___ Dataset extract ___

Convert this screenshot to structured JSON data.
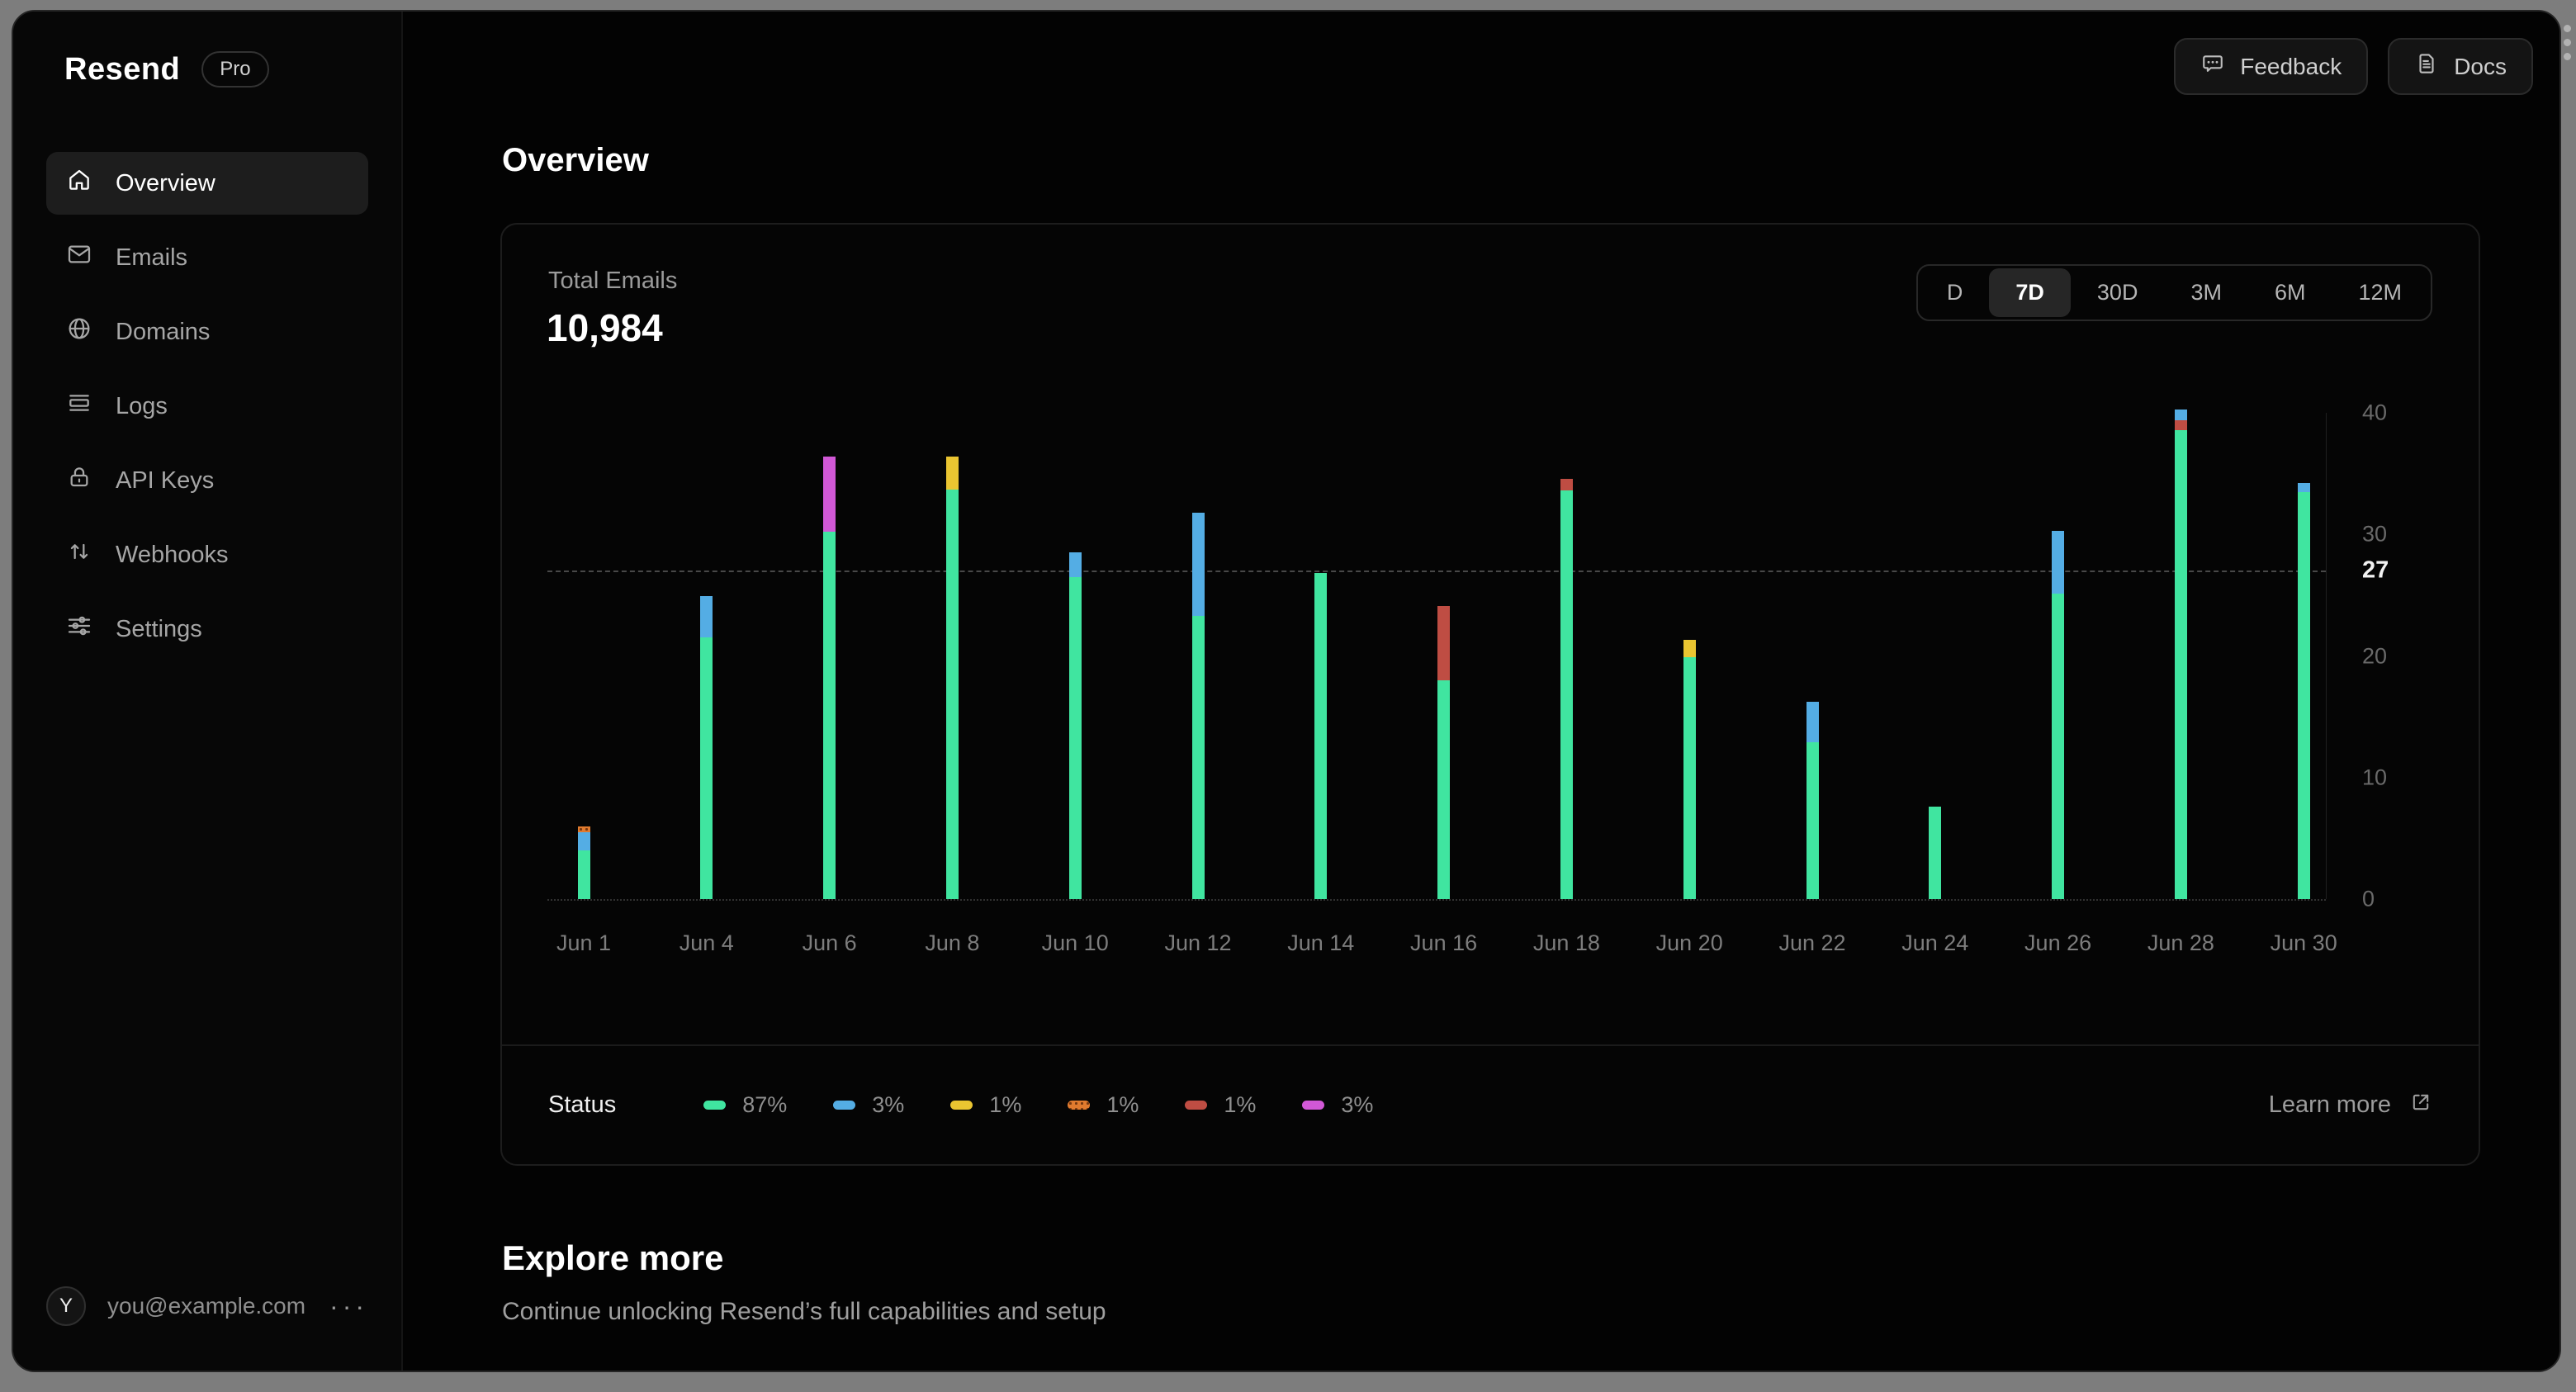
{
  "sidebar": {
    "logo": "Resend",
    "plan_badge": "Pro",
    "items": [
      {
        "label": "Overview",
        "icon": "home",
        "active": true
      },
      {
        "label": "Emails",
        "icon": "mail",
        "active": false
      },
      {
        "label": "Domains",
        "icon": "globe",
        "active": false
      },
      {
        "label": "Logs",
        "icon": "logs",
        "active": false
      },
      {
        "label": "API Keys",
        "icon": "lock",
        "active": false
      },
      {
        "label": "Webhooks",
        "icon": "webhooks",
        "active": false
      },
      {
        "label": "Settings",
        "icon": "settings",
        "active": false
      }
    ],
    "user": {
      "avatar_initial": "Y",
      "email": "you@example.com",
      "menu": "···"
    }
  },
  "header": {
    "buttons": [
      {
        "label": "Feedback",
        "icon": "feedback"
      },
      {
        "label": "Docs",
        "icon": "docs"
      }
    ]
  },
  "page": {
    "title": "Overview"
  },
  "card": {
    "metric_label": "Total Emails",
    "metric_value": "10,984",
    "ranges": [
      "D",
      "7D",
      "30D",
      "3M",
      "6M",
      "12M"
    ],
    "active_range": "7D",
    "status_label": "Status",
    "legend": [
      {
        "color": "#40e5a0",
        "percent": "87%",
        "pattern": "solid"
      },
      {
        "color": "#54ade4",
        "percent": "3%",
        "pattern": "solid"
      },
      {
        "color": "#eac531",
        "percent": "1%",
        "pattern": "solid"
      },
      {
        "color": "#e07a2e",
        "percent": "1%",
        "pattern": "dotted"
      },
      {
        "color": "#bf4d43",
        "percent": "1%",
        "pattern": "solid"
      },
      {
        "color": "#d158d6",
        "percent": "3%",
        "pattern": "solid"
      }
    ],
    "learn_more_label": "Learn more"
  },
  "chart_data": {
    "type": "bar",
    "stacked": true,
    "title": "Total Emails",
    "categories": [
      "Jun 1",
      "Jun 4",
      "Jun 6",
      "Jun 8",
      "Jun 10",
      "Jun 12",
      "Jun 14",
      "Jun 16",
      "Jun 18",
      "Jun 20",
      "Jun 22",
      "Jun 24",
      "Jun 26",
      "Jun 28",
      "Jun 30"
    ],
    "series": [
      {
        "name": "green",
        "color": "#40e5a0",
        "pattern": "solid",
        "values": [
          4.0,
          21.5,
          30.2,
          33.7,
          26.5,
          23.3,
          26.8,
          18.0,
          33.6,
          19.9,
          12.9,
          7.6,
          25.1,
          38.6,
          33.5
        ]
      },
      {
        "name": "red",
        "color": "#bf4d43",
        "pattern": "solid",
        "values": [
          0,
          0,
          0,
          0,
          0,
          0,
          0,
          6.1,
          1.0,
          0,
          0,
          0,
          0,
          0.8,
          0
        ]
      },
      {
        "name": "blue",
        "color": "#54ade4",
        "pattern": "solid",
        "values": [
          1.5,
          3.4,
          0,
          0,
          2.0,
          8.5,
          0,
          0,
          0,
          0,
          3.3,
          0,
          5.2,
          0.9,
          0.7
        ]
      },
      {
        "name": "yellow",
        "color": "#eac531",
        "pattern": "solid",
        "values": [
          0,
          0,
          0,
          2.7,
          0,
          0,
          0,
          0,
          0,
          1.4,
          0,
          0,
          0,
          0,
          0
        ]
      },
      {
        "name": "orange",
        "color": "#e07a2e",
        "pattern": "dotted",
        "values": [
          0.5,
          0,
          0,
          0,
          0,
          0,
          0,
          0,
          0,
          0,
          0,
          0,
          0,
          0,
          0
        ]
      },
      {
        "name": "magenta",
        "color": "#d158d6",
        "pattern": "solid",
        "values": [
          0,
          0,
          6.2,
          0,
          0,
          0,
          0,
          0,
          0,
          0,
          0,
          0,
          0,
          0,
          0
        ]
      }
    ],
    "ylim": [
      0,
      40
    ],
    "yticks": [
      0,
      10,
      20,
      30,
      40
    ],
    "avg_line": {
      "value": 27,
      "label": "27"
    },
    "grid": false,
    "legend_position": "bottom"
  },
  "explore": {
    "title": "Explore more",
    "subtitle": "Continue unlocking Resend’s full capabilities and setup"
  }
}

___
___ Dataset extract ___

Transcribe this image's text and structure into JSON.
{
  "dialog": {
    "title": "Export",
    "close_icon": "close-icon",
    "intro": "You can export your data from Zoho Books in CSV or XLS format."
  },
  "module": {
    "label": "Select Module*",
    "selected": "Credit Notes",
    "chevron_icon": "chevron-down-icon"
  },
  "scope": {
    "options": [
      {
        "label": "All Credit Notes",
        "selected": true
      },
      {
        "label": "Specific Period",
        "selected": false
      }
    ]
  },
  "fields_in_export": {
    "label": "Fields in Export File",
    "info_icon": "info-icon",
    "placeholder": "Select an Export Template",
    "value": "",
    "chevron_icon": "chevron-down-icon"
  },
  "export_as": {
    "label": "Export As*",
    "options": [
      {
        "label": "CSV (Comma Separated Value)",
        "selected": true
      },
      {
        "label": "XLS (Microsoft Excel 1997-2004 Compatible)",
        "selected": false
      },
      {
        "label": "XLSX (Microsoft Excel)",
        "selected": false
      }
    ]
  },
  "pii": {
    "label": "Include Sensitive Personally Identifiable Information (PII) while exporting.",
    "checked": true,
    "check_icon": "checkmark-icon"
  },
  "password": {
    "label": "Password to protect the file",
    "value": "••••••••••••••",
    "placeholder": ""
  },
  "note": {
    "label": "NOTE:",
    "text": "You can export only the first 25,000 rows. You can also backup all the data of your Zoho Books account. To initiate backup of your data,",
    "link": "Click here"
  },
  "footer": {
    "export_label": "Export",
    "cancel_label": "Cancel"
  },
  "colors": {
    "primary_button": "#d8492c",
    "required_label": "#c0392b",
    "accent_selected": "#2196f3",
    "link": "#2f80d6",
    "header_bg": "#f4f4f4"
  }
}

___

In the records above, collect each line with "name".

        "name": "green",
        "name": "red",
        "name": "blue",
        "name": "yellow",
        "name": "orange",
        "name": "magenta",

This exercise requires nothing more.